Chemical composition, temperature, and pressure affect such arrangements and motions of atoms, as well as the ways in which they interact.The three core ideas are PS1: Matter and Its Interactions, PS2: Motion and Stability: Forces and Interactions, and PS3: Energy.We also introduce a fourth core idea: PS4: Waves and Their Applications in Technologies for Information Transfer—which introduces students to the ways in which advances in the physical sciences during the 20th century underlie all sophisticated technologies available today.Modern communication, information, and imaging technologies are applications of scientific understandings of light and sound and their interactions with matter.They are pervasive in our lives today and are also critical tools without which much of modern science could not be done.This idea is included in recognition of the fact that organizing science instruction around disciplinary core ideas tends to leave out the applications of those ideas.

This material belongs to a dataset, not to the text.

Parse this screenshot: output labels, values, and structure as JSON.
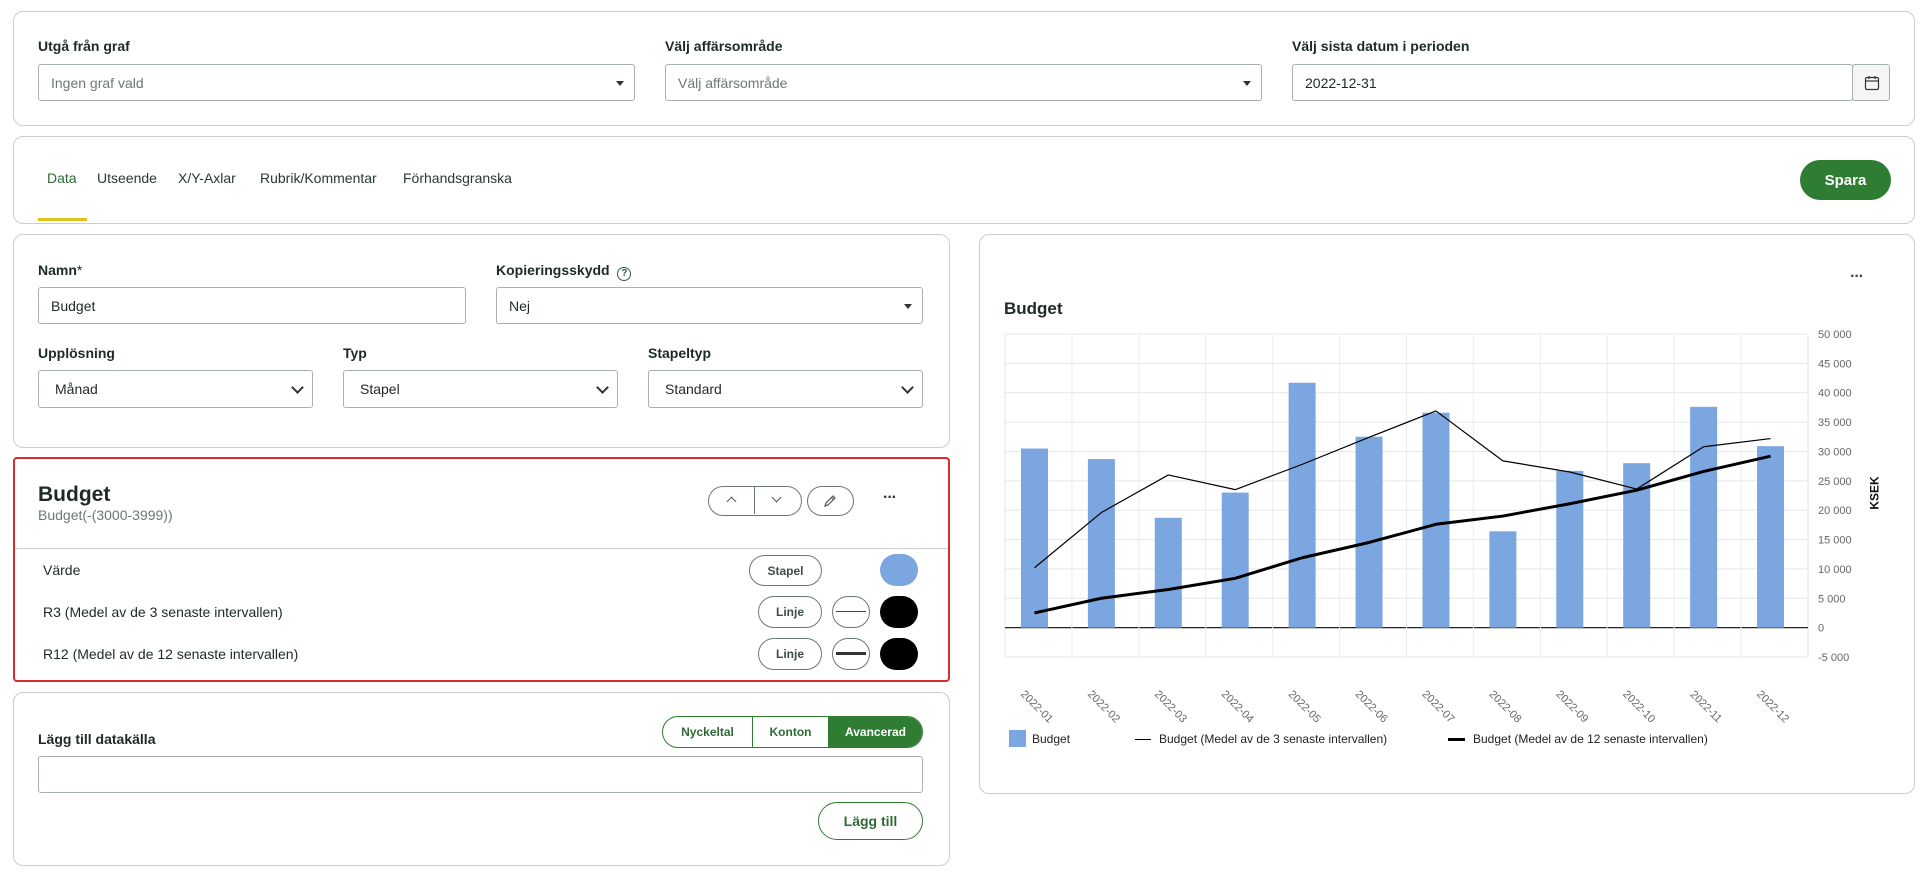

The committee included this fourth idea to stress the interplay of physical science and technology, as well as to expand students’ understanding of light and sound as mechanisms of both energy transfer (see LS3) and transfer of information between objects that are not in contact.The designation of physical science courses at the high school level as either physics or chemistry is not precluded by our grouping of these disciplines; what is important is that all students are offered a course sequence that gives them the opportunity and support to learn about all these ideas and to recognize the connections between them. While too small to be seen with visible light, atoms have substructures of their own.They have a small central region or nucleus—containing protons and neutrons—surrounded by a larger region containing electrons.Moreover, the modern explanation of how particular atoms influence the properties of materials or molecules is critical to understanding the physical and chemical functioning of biological systems. Matter can be described and classified by its observable properties (e.g., visual, aural, textural), by its uses, and by whether it occurs naturally or is manufactured.Different properties are suited to different purposes.A great variety of objects can be built up from a small set of pieces (e.g., blocks, construction sets).